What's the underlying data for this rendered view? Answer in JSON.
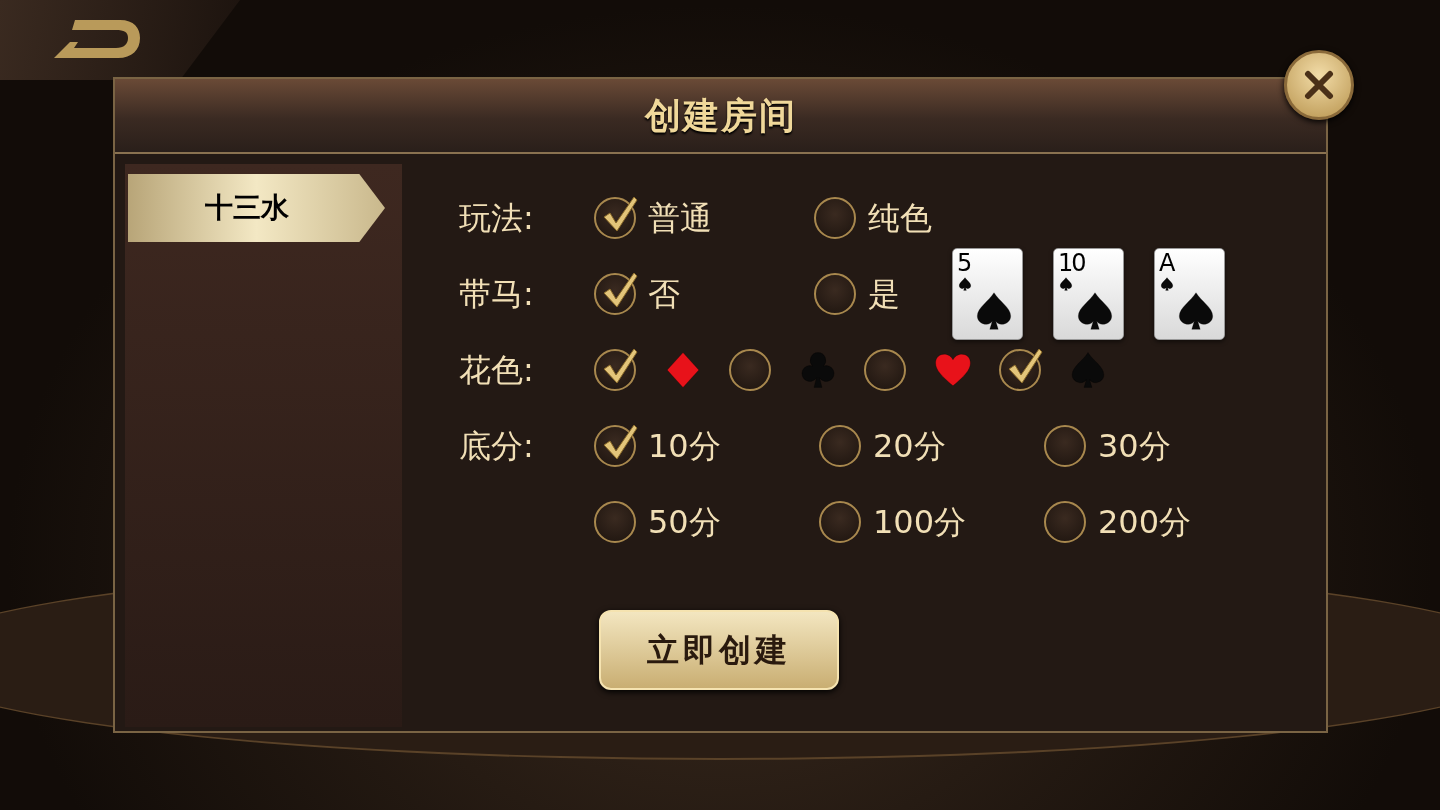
{
  "title": "创建房间",
  "games": [
    {
      "label": "十三水",
      "selected": true
    }
  ],
  "rows": [
    {
      "label": "玩法:",
      "kind": "options",
      "options": [
        {
          "label": "普通",
          "checked": true
        },
        {
          "label": "纯色",
          "checked": false
        }
      ]
    },
    {
      "label": "带马:",
      "kind": "options",
      "options": [
        {
          "label": "否",
          "checked": true
        },
        {
          "label": "是",
          "checked": false
        }
      ],
      "cards": [
        {
          "rank": "5"
        },
        {
          "rank": "10"
        },
        {
          "rank": "A"
        }
      ]
    },
    {
      "label": "花色:",
      "kind": "suits",
      "options": [
        {
          "kind": "diamond",
          "checked": true
        },
        {
          "kind": "club",
          "checked": false
        },
        {
          "kind": "heart",
          "checked": false
        },
        {
          "kind": "spade",
          "checked": true
        }
      ]
    },
    {
      "label": "底分:",
      "kind": "grid",
      "options": [
        {
          "label": "10分",
          "checked": true
        },
        {
          "label": "20分",
          "checked": false
        },
        {
          "label": "30分",
          "checked": false
        },
        {
          "label": "50分",
          "checked": false
        },
        {
          "label": "100分",
          "checked": false
        },
        {
          "label": "200分",
          "checked": false
        }
      ]
    }
  ],
  "create_button": "立即创建"
}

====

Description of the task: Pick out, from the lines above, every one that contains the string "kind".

Task solution:
      "kind": "options",
      "kind": "options",
      "kind": "suits",
          "kind": "diamond",
          "kind": "club",
          "kind": "heart",
          "kind": "spade",
      "kind": "grid",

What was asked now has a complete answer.